South African Tourism CEO unveils updated five-year strategic plan
One of our key objectives is to increase tourist arrivals to South Africa by being a competitive, affordable destination that offers tourists memorable experiences. – Thulani Nzima, South African Tourism CEO
South African Tourism CEO Thulani Nzima recently outlined its updated five-year strategic plan and its 2014/15 annual performance plan at the Tourism Business Council of South Africa (TBCSA) AGM.
He told TBCSA members that South African Tourism is still operating in a very challenging environment, with many markets where it has a presence still trying to recover from the global financial crisis.
‘While recovery is happening, it is very slow in many markets, with disposable income limited and even shrinking in some markets where governments have introduced austerity measures.’
He said while the weakening of the South African rand is a positive development for inbound tourism, at the same time it has eroded South African Tourism’s marketing budget in many markets, in some cases by as much as 30%.
South African Tourism operates in various key markets around the world to create awareness of brand South Africa and grow tourist arrivals to the country. The aim is to grow tourism’s trended revenue contribution to the economy by 1.5% per annum and increase foreign tourist arrivals to 15-million and domestic tourists to 18-million by 2020.
‘One of our key objectives is to increase tourist arrivals to South Africa by being a competitive, affordable destination that offers tourists memorable experiences. This in turn will lead to longer stays in the country, resulting in greater travel spend per tourist and improved geographic spread of tourists to more of South Africa’s provinces,’ he said.
Nzima said achieving this objective will aid South African Tourism in fulfilling its mandate – as set out in the new Tourism Act – to create a tourism economy that contributes to sustainable GDP growth, job creation, redistribution and transformation.
Other key objectives are to increase domestic tourism in South Africa, provide quality assurance for tourism products, and sell South Africa as a business events destination.
Changes to tourist arrivals reporting
Nzima also announced a change in the way tourist arrivals will be reported in future.
'Until now our deliverable has been based on foreign arrivals to the country. But from the start of our 2015/16 financial year, we will measure on the basis of tourist arrivals only,’ he said.
In the 2013/14 financial year, South Africa recorded 14.86-million foreign arrivals and 9.61-million tourist arrivals. And South African Tourism estimates that in the 2015/16 financial year tourist arrivals will increase to around 10.4-million.
South Africa experienced a decline in the number of domestic tourists in the 2013/14 period, dropping from 12.5-million in the 2012/13 financial year to 12-million in 2013/14. However, Nzima is confident that with the initiatives South African Tourism has implemented, domestic tourism numbers will increase.
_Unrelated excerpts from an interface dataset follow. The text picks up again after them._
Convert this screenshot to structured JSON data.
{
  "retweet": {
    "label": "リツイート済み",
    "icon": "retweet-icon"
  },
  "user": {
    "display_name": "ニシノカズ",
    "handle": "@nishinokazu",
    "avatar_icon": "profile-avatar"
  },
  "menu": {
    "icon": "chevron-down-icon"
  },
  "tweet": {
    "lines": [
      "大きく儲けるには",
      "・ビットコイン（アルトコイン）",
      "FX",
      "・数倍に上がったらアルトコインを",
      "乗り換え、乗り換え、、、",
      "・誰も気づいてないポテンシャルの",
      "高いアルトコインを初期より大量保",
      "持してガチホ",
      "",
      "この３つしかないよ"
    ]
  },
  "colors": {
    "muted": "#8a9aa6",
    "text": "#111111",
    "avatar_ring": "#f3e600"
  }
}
South Africa’s business events sector has been doing very well, with the number of business events delegates visiting South Africa in the 2013/14 financial year increasing significantly to 94 893, up from 52 587 delegates in the 2012/13 financial year. This increase can be attributed to the work of the South African National Convention Bureau, which launched in 2012, and its public- and private-sector business events partners.
South Africa has also improved its International Congress and Convention Association country ranking from 37 to 34. It remains the top business events destination in Africa, and is ranked 15th among long-haul business events destinations.
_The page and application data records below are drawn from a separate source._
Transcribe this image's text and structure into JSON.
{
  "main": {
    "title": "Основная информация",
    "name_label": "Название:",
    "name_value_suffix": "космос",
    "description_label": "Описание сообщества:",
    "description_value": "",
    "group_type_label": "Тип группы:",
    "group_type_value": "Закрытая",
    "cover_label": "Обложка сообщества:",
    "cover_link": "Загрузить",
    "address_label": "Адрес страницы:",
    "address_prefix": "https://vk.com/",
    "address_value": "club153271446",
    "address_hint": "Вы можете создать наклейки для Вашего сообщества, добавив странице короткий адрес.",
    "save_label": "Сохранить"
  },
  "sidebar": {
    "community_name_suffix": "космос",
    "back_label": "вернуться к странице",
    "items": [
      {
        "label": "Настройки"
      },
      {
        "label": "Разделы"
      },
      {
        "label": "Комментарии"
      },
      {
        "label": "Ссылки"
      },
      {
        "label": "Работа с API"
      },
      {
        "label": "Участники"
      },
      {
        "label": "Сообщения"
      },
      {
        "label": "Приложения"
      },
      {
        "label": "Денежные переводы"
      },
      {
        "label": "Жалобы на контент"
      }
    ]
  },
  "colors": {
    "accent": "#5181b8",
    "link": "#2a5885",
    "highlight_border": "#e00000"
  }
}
South African Tourism’s portfolio of markets where it has a presence or spends its marketing budget is reviewed every three years. The fourth portfolio review ended on 30 March 2014, and South African Tourism has now finalised its fifth portfolio market analysis, identifying the markets it will focus marketing efforts in over the next three years.
South African Tourism has identified core markets where most of its marketing budget is spent, as well as investment, tactical, watch-list and strategic markets.
In Africa, South African Tourism’s core markets for the next three years are Angola, Mozambique, Nigeria, Kenya, Tanzania and South Africa, with investments markets being Botswana, the Democratic Republic of the Congo, Ghana, Lesotho, Uganda and Zimbabwe.
In the Americas region, Brazil joins the United States as a core market, with Canada identified as an investment market, and Argentina as a watch-list market. South African Tourism will be opening an office in Brazil in September 2014.
In the Asia/Australasia region, China has joined India and Australia as core markets, with Japan and South Korea being investment markets.
In Europe (including the United Kingdom), France, Germany, the Netherlands and the UK remain core markets, with Italy and Russia being investment markets.
Nzima said South African Tourism will continue its hub strategy to take advantage of opportunities in non-core markets. This means, for example, that the Brazil office will take care of marketing activities in Argentina, Chile, Mexico, Peru and Columbia, while China as a hub will take care of Japan, South Korea, and Indonesia, Vietnam, Singapore and Malaysia.
And South African Tourism’s focus on regional Africa – an important growth region – will also be ongoing. South African Tourism recently opened an office in Lagos, Nigeria and there are plans to open offices in Angola and Kenya to take advantage of opportunities in those regions to grow tourism to South Africa.